_EXERCISE INSTRUCTIONS_: Lines containing the word "Default" are to be copied from the data below.

· · ·

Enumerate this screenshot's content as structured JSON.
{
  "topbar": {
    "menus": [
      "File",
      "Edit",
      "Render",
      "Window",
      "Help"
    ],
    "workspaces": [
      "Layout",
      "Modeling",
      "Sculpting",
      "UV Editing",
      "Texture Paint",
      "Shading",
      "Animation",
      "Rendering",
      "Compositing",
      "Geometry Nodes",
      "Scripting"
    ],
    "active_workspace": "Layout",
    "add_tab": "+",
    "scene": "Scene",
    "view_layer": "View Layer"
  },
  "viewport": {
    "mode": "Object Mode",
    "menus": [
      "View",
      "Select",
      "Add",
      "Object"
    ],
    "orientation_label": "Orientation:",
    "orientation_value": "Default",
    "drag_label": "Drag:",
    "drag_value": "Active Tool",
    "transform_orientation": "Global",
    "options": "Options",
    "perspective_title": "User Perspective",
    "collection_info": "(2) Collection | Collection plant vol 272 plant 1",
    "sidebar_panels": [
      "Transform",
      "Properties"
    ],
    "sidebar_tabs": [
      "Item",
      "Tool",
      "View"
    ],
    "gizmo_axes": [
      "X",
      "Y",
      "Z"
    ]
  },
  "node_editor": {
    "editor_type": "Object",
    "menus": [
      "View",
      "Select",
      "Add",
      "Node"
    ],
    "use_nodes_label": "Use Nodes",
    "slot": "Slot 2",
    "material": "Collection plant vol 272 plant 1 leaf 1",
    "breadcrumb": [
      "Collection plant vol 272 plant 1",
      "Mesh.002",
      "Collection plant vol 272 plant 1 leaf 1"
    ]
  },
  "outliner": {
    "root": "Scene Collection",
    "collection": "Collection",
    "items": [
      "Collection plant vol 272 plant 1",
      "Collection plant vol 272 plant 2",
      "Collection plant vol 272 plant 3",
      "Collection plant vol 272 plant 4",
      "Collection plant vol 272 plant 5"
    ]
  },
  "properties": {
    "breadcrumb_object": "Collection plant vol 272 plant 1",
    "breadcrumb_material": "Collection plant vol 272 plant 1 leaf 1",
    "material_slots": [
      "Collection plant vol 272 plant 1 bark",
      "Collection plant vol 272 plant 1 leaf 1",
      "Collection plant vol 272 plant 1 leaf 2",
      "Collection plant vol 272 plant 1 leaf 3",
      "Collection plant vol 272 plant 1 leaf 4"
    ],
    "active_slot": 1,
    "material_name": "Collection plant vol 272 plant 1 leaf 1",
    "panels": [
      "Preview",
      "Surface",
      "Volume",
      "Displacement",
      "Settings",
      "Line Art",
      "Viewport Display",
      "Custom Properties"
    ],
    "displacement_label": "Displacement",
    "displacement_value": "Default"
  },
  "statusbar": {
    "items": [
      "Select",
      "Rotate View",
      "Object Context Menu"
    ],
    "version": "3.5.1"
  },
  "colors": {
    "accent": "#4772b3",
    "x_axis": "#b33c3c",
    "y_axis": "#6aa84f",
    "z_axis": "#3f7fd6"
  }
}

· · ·

_ANSWER SPACE_:
    "orientation_value": "Default",
    "displacement_value": "Default"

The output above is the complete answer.